In Who Will Run The Frog Hospital? Berie Carr is a woman spending her days wandering Paris while her marriage is crumbling, but her thoughts are elsewhere. The book is her telling us about her hometown of Horsehearts in upstate New York and mostly concerns her teenage friendship with a girl named Sils. Berie describes Sils as “the most sophisticated girl in Horsehearts, not a tough task, but you have to understand what that could do to a girl.” The two girls each become a woman, though not at the same time. The book mostly focuses on the period where Sils was developing a lot faster than Berie was when boyfriends started stealing away Sils’ attention.
There is absolutely no way to describe the plot in a way that sounds as fresh and brilliant as the book truly is. Stories of teenage friendship have been told thousands of time probably. The trials and tribulations of growing up isn’t fresh territory for writers to tackle, but Moore here proves that what you tell isn’t nearly as important as how you tell it. Moore is a great writer and it shows. She could be accused of being slightly too heady for her own good. She denies the reader sentimentality in favor of reality and some symbolism, and the criticism can be fair. I think she gets away with it though, because the subject matter of teenage friendships has so often been steeped in the golden colors of sentimental nostalgia in every medium. There is nostalgia here, of course, but it’s not the syrupy sweet kind. There’s a bitterness to this nostalgia. Berie yearns for her youth in some ways, but is never unaware that she was a miserable teenager.

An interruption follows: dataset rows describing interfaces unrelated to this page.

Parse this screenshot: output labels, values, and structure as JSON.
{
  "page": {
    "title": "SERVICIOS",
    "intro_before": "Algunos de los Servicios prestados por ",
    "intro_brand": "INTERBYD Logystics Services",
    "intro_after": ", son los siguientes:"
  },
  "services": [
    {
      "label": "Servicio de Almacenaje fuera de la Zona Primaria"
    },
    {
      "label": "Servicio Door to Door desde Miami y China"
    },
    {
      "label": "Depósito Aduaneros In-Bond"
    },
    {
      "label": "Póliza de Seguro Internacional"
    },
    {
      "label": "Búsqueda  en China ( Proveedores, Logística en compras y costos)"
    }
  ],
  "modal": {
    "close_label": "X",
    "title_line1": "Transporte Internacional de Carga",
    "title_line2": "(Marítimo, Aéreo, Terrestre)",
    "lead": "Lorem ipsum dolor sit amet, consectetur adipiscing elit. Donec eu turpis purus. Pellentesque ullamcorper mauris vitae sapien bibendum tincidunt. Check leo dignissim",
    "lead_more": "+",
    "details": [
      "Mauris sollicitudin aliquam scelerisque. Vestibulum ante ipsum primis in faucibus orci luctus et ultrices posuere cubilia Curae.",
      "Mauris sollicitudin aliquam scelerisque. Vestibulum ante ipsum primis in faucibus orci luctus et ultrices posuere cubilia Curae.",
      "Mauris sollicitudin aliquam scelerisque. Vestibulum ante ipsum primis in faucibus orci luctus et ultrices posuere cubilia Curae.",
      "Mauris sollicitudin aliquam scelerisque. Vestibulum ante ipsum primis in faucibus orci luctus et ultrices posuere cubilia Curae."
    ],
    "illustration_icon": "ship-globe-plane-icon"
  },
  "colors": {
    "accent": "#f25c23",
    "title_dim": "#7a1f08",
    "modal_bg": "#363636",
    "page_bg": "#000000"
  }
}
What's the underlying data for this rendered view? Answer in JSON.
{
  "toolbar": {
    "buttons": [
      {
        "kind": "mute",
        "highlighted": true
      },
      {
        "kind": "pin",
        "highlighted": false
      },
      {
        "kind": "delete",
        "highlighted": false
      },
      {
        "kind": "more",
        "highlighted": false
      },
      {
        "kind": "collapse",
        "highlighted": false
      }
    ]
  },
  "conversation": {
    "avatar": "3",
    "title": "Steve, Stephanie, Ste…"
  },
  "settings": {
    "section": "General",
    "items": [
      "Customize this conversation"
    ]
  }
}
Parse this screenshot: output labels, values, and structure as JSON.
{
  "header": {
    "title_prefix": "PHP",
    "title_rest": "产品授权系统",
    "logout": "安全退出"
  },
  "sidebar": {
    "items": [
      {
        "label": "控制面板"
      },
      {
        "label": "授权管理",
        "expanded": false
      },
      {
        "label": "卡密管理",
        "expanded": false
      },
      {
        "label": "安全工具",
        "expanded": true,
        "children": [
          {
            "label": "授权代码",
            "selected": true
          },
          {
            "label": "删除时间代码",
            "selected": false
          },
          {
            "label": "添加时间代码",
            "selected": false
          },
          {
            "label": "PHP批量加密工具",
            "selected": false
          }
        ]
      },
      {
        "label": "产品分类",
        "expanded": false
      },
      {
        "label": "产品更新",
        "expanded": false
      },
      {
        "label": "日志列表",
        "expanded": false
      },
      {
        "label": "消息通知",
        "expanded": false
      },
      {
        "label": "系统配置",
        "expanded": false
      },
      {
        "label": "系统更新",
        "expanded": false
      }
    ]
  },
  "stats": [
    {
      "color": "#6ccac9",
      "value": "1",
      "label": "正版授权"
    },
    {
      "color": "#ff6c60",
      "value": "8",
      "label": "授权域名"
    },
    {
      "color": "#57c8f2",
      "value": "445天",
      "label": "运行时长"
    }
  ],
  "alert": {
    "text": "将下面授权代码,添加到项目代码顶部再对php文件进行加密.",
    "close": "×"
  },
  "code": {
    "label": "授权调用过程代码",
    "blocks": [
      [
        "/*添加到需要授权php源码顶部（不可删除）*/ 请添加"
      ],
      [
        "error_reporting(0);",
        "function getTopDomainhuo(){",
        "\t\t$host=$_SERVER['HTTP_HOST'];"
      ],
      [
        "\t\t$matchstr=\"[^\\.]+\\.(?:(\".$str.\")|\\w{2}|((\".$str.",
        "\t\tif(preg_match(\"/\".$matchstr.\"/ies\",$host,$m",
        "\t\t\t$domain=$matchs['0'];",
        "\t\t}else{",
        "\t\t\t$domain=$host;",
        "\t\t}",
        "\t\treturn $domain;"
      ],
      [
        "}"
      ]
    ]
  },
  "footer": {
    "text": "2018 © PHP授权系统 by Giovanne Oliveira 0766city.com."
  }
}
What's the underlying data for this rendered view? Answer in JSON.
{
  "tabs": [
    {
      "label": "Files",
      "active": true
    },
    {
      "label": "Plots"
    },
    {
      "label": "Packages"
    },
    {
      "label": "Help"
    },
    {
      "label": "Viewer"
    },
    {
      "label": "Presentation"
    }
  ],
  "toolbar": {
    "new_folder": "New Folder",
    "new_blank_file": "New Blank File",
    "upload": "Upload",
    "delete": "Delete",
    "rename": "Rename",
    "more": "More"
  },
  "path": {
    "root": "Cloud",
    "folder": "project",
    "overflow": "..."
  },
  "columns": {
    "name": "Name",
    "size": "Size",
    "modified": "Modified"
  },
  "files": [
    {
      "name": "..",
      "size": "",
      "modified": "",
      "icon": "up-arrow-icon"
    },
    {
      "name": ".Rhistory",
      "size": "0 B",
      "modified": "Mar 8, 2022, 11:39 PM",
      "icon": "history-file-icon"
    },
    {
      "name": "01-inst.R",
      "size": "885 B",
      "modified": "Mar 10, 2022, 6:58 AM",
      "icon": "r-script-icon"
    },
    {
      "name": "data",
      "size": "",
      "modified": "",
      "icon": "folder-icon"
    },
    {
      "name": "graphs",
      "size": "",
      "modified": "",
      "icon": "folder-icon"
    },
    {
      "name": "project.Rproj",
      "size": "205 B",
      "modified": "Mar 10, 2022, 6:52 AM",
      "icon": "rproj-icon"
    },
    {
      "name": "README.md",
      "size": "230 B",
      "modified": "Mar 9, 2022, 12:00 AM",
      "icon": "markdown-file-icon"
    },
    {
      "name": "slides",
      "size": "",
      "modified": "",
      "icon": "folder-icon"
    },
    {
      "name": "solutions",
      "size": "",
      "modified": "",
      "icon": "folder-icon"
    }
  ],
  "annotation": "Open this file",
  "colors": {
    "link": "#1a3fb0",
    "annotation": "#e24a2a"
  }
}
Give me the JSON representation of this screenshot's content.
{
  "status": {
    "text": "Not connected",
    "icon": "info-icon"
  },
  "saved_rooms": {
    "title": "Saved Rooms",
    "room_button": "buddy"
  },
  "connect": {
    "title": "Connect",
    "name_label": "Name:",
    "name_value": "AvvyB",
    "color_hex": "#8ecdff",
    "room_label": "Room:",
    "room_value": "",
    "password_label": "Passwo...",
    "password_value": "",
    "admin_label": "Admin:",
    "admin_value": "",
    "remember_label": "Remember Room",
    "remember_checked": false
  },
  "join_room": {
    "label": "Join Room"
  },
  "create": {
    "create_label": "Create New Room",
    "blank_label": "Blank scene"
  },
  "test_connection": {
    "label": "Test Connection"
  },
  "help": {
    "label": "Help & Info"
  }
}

What Moore delivers here is an amazing feat of balance: her world is both amazingly specific in its details and yet completely recognizable. It is both strange and familiar. Extraordinary and ordinary. We may never have repeatedly hired a very small round cab driver who used to play Humpty Dumpty in the local theme park, but we all have our own oddball person that popped up a few times in our past. We may not have grown up in an early 1970s small town, but we know the feelings Moore evokes here. She captures how childhood was, how we look back and how all experiences are unique in their own weird ways. She balances it all by continually making the right decisions on what gets focus and what doesn’t. The large tragedies are written off in a single line, while a small seeming nothingness can get a paragraph. There’s an amazing courage to this way of writing, because the payoff is richer but subtler. There’s no grand cathartic moment toward the end of the novel where Berie reaches some grand realization about her life or where Berie and Sils reconnect late in life.
The book achieves a lot in its short page count, and it certainly is a short book. The book clocks in at about 160 pages. There’s always a danger to books this short, for me at least. Having the ending so tantalizingly close from the very beginning is a threat to thoughtful reading. There’s a cheap thrill to finishing a book quickly, and a short book like this makes that so very easy. But Who Will Run The Frog Hospital? is much better served by taking it slow. There’s so much subtlety here that can easily be lost in a race to the finish line.
I really feel like Moore does something special here. She really captures something about the way we experience our own past in a way I haven’t seen done before. There’s a tendency to focus on the big and loud moments in narratives like this, but Moore focuses on odd or simple moments and fills them with richness. The moments spent sneaking a cigarette with a friend and making bad jokes aren’t the stuff of big drama, but together all those moments form the true nature of our past, our friendships. There’s an honesty on display in this book that feels rare and packs the book with an unexpected punch that may not be felt right away, but that Moore builds meticulously in such a short novel.